4

In Amsterdam, bikes collected by the city (gemeente) are stored in the fietsdepot. Summary information is available in English. I would call them to get the latest and most accurate info, but according to their website, the bikes can be purchased in two ways: If one has a Stadspas, which is a city pass obtainable by lower income folks, then you can go to a ...


3

If you really want to be sure the bike isn't stolen: The Dutch Police also has a tool called Fiets diefstal register (fdr). All bikes that are reported stolen to the police are put in this register. You can either search for a chipnumber which can be found on higher quality locks (long number starting with 999 or 975), or you can search for the framenumber, ...


3

I took part in a charity ride from Scotland to Italy in June last year, and that was made a lot easier with the use of a support team to help carry everything. Since you are going it alone, you need to consider quite a lot of things: Directions It's fine planning a route, but they often don't go to plan. Always be prepared to make alterations at the last ...


2

This sign is also common in france; it means no entry except for bicicles.


2

In UK it would not be allowed unless there was an additional sign stating otherwise. The same rules apply to all vehicles on the road. I don't think Google maps necessarily actually always accurately provide the best route. For example from my house it would better to get off the bicycle and cross the park on foot than cycle around the roads to get to the ...

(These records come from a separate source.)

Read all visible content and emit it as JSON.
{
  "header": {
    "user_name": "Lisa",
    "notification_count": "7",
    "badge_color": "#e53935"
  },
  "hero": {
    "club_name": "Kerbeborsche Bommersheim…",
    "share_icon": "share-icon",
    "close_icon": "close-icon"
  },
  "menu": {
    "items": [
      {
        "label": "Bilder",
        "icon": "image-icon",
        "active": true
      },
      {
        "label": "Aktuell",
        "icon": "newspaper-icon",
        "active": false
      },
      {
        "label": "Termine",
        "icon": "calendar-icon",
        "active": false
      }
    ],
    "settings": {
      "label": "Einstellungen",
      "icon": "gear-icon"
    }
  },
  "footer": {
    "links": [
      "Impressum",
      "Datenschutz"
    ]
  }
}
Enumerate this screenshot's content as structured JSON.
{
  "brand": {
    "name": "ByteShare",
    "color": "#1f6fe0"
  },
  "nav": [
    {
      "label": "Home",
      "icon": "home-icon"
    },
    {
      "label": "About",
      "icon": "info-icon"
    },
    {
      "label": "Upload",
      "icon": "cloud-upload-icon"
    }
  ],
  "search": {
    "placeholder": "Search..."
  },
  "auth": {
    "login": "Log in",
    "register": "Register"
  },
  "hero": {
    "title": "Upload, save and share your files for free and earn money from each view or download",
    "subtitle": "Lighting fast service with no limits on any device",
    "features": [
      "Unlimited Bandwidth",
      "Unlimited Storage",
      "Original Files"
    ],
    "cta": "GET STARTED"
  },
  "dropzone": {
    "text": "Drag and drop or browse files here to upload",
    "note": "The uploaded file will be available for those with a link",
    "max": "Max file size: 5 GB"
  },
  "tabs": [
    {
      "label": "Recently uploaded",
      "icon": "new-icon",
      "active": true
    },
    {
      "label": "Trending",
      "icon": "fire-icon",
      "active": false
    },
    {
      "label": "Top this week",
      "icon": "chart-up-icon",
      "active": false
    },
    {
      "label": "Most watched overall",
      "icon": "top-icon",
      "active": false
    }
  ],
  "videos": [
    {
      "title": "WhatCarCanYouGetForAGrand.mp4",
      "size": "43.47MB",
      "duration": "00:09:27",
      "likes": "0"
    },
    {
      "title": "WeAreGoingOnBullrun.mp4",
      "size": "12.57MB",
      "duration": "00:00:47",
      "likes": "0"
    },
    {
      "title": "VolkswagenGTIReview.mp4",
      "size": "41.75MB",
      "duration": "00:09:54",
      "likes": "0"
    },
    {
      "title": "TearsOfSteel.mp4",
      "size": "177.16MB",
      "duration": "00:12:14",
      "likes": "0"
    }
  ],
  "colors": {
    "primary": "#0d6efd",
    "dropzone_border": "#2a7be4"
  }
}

2

The first thing to do is find the local bike shops (preferably locally owned, not large multinational chains) and look around and ask around there. Try to check multiple shops, not just the first one you find, since they may specialize and you may find some easier to work with. Try chatting with the staff; if they don't carry what you're looking for they may ...


1

A specialized bike shop is a good idea, but so are bike co-ops and related things. A dealer who specializes in used bikes is a good bet as well - it will be cheaper probably and they will probably have a selection of good commuters.


1

Having converted 2 70-something Motobecans, take to your best local shop to figure out what fits your bottom bracket. As Mikes asked French? Reverse threads? As a last resort, Velo Orange has a bracket that will work. DO get rid go the cottered cranks!


1

If you are coming to the Uk then the British Cycling website is probably the place to start.



Only top voted, non community-wiki answers of a minimum length are eligible